Sheikh Ali Salman, who is the most important opposition leader in Bahrain, an Islamic country ruled by a royal family not wholly different from Saudi Arabia, has been imprisoned for life after being accused of spying for Qatar.
Middle Eastern allies Saudi Arabia, Bahrain, and the UAE cut off economic ties with Qatar last year after claiming that the country was funding terrorist groups in collaboration with Iran. Although Qatar denies the claims vigorously, Bahrain’s public prosecutor said that the country intends to overthrow their constitutional order and “colluded” with Sheikh Ali Salman to reach that end.
But human rights groups allege that Bahrain — like Saudi Arabia — is trying to stifle dissent because of Sheikh Ali Salman’s activism. Ali Salman is the leader of the outlawed Al-Wefaq movement, a campaign mostly consisting of members from Bahrain’s majority community, Shia, who accuse the Sunni-run Al Khalifa royal family of running a heavy-handed dictatorship.
Human rights group Amnesty described Sheikh Ali Salman’s prison sentence as a “travesty of justice” and called the decision a continuation of Bahrain’s “crackdown on dissent”.
“This verdict… demonstrates the Bahraini authorities’ relentless and unlawful efforts to silence any form of dissent,” Amnesty’s Middle East and North Africa director Heba Morayef told BBC.
“Sheikh Ali Salman is a prisoner of conscience who is being held solely for peacefully exercising his right to freedom of expression.”

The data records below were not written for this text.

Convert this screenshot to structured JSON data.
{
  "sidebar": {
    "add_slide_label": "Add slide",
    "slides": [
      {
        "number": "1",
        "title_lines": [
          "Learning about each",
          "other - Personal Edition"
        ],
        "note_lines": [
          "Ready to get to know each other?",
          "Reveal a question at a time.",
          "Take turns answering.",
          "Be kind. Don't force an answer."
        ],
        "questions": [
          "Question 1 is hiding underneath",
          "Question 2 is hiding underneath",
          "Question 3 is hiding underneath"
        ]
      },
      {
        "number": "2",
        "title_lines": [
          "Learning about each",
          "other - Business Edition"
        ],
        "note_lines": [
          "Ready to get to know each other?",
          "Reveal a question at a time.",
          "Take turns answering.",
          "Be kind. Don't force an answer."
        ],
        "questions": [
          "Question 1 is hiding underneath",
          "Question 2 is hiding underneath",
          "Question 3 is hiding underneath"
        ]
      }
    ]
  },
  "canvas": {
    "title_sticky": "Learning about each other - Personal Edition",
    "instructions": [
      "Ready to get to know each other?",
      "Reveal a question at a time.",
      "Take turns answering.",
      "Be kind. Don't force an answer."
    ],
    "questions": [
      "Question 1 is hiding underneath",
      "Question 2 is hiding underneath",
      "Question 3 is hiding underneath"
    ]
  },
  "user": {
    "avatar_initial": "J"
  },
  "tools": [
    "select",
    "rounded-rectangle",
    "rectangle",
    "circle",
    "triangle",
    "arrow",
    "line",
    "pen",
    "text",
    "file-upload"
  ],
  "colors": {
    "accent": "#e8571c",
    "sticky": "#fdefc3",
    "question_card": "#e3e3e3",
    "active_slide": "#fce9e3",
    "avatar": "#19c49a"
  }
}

#UPDATE Bahrain has sentenced Sheikh Ali Salman -- the head of the country's Shiite opposition movement -- to life in prison for spying for Qatar in a ruling rights groups have called a travestyhttps://t.co/F8lJlhgNTv— AFP news agency (@AFP) November 4, 2018
Earlier this year, the Bahraini High Court of First Tier had acquitted Sheikh Ali Salman of all charges against him, but on Saturday, the country’s Court of Appeal overturned that order and ruled that the opposition leader had been planning a coup with Qatari officials. It is not clear what evidence the prosecution presented, but observers around the world are getting increasingly concerned with how first Saudi Arabia and now Bahrain are stifling dissenters, even as USA president Donald Trump pushes ahead with further sanctions on Iran.
Sheikh Ali Salman’s movement called for Bahrain to institutionalize democracy with a new constitution that would allow monarchy and an elected prime minister. Although there is a serving prime minister in the country, he is not elected and belongs to the Al Khalifa family, which has ruled the Middle Eastern island nation since its independence in 1971.